approximation that guarantees the fulfillment of the constraint via mass lumping and artificial
dissipative matrices. The accuracy of the low-order solution is then improved by incorporating
a limited anti-diffusive flux based on a high-order discretization. These methodologies have
been widely applied within finite element methods. Nevertheless, different problems arise when
the FCT method is applied within high-order finite element spaces. In particular:

i) The low-order method is more dissipative as the degree of the polynomial space is increased (while the number of degrees of freedom is kept fixed).

ii) As the polynomial space is increased, flux limiting is applied to a larger set of degrees of freedom. The consequence of this is the presence of non-physical oscillations (even when the solution fulfills the desired constraint). See for example Figure (b).

These two problems are created (in part) by the fact that the stencil of the discretization increases with the degree of the polynomial space. In this talk, we discuss different ideas to perform subcell flux limiting within continuous and discontinuous finite element discretizations based on high-order Bernstein polynomial spaces. We present numerical studies in one- and two-dimensions.

(2) The Boundary Variation Diminishing (BVD) formulation provides a new paradigm to devise high-fidelity finite volume schemes to capture both smooth and non-smooth flow structures with superior solution quality. The BVD formulation uses multiple reconstruction functions, so-called BVD-admissible functions, for different solution structures and adaptively selects the reconstruction function from the candidates according to the principle that minimizes the jumps of the reconstructed physical variables at cell boundaries, which thus effectively reduces the dissipation errors. More profoundly, the BVD formulation provides an alternative to the conventional limiting-projection approach to eliminate numerical oscillation. With proper BVD-admissible functions and BVD algorithms, we have developed a new class of numerical schemes of great practical significance for compressible and interfacial multiphase flows. The numerical schemes have been extensively verified with various benchmark tests of single and multiphase compressible flows involving strong discontinuities and complex flow structure of broad range scales.

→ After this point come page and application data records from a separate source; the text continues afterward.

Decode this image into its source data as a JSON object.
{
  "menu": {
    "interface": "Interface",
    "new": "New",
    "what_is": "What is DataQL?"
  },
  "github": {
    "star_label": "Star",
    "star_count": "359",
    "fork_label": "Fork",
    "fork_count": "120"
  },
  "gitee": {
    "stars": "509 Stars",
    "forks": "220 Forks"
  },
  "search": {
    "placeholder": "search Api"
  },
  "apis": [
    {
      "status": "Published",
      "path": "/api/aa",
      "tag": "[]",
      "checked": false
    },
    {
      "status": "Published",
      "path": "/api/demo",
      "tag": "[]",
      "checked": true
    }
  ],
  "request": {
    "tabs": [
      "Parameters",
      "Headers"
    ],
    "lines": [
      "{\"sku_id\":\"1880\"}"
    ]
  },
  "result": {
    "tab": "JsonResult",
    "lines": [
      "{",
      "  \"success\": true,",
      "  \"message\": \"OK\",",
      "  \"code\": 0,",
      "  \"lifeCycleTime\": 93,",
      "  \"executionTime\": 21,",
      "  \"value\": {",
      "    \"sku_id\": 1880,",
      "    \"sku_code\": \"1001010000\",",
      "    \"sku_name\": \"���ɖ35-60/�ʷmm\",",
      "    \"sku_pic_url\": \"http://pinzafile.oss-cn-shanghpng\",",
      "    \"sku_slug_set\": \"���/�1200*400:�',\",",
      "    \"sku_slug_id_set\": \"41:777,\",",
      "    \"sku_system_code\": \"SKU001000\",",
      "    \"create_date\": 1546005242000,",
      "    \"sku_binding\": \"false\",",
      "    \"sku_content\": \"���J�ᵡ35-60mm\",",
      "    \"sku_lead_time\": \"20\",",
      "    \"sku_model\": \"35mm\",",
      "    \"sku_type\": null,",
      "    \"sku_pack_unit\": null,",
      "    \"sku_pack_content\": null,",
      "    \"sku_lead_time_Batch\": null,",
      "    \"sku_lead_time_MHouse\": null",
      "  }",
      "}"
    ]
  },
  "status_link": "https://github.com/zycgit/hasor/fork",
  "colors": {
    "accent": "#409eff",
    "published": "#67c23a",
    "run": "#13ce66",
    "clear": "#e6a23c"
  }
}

**Title**: Arbitrary Order Structure Preserving Discontinuous Galerkin Methods for the Euler Equations with Gravitation

**Abstract**: Hydrodynamical evolution in a gravitational field arises in many astrophysical and atmospheric problems. In this presentation, we will talk about arbitrary order structure preserving discontinuous Galerkin finite element methods which can exactly capture the non-trivial steady state solutions for the Euler equations under gravitational fields, and at the same time maintain the non-negativity of some physical quantities. Numerical tests are provided to verify the well-balanced property, positivity-preserving property, high-order accuracy, and good resolution for both smooth and discontinuous solutions.